As a girl, Megan Hine's family, led by her geologist father, spent holidays climbing, hiking, and exploring the forests of their homeland in the UK. Hine spent a year before college as a raft guide in New Zealand, got her degree in outdoor education, and has been working as a stunt tester for survival shows since, reports the Guardian in a profile of the woman it says helps keep Bear Grylls safe. "If we can't do it how the production team [wants] it, we have to find a way around it, and I love that creativity: trying never to say no, always trying to make it safe, but make it epic," she says. She's learned more than a few tricks along the way—not just rock climbing, abseiling, and rafting but how to catch fish with her bare hands, start a fire with a tampon, and, yes, go a whopping three months without a shower.
Hine, who keeps fans apprised of her many adventures through her website and Instagram, has quite the résumé when it comes to survival.
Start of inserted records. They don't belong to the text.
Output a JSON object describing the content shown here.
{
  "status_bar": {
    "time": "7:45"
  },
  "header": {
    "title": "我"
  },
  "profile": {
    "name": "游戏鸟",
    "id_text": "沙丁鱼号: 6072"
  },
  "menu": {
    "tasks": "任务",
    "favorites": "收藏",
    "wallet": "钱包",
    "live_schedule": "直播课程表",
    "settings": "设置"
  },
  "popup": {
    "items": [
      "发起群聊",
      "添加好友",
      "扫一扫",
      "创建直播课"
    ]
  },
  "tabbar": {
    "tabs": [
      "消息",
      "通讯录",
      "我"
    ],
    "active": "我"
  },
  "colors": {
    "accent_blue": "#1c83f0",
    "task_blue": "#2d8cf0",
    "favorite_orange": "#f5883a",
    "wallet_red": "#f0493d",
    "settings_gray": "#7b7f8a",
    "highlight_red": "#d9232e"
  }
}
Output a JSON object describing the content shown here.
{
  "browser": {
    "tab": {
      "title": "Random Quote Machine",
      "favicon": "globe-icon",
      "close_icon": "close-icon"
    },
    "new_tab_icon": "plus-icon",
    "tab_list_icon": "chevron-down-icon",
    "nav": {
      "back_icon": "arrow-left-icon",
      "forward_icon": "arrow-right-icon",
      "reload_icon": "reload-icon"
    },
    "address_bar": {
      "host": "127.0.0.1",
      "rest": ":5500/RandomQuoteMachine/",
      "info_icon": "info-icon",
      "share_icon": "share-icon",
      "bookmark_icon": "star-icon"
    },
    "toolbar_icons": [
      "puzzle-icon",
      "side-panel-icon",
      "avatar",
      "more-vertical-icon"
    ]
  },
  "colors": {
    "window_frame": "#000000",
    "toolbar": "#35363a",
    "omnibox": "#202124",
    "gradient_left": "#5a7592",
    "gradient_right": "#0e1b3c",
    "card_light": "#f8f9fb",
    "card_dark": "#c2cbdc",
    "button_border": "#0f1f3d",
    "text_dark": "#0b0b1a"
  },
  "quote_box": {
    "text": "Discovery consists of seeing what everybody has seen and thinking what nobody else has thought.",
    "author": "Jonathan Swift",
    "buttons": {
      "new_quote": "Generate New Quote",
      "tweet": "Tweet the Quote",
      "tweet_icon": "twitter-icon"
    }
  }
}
She has been chased by opium farm guards with AK-47s ("I remember making sure my team [was] OK, and then having to wander away from them and having an emotional moment to myself"), encircled by three lions at her campfire in the Namibian desert ("it was almost like an out-of-body experience ... their muscles rippling"), and eaten fertilized eggs with Bear Grylls, which she says are far worse than maggots, which have the benefit of being "quite cheesy." As for breaking gender expectations, Hines says: "There isn't a place for macho style in survival because that sort of behavior gets you and other people killed or injured." (Grylls' kid saved a girl when he was just 7.)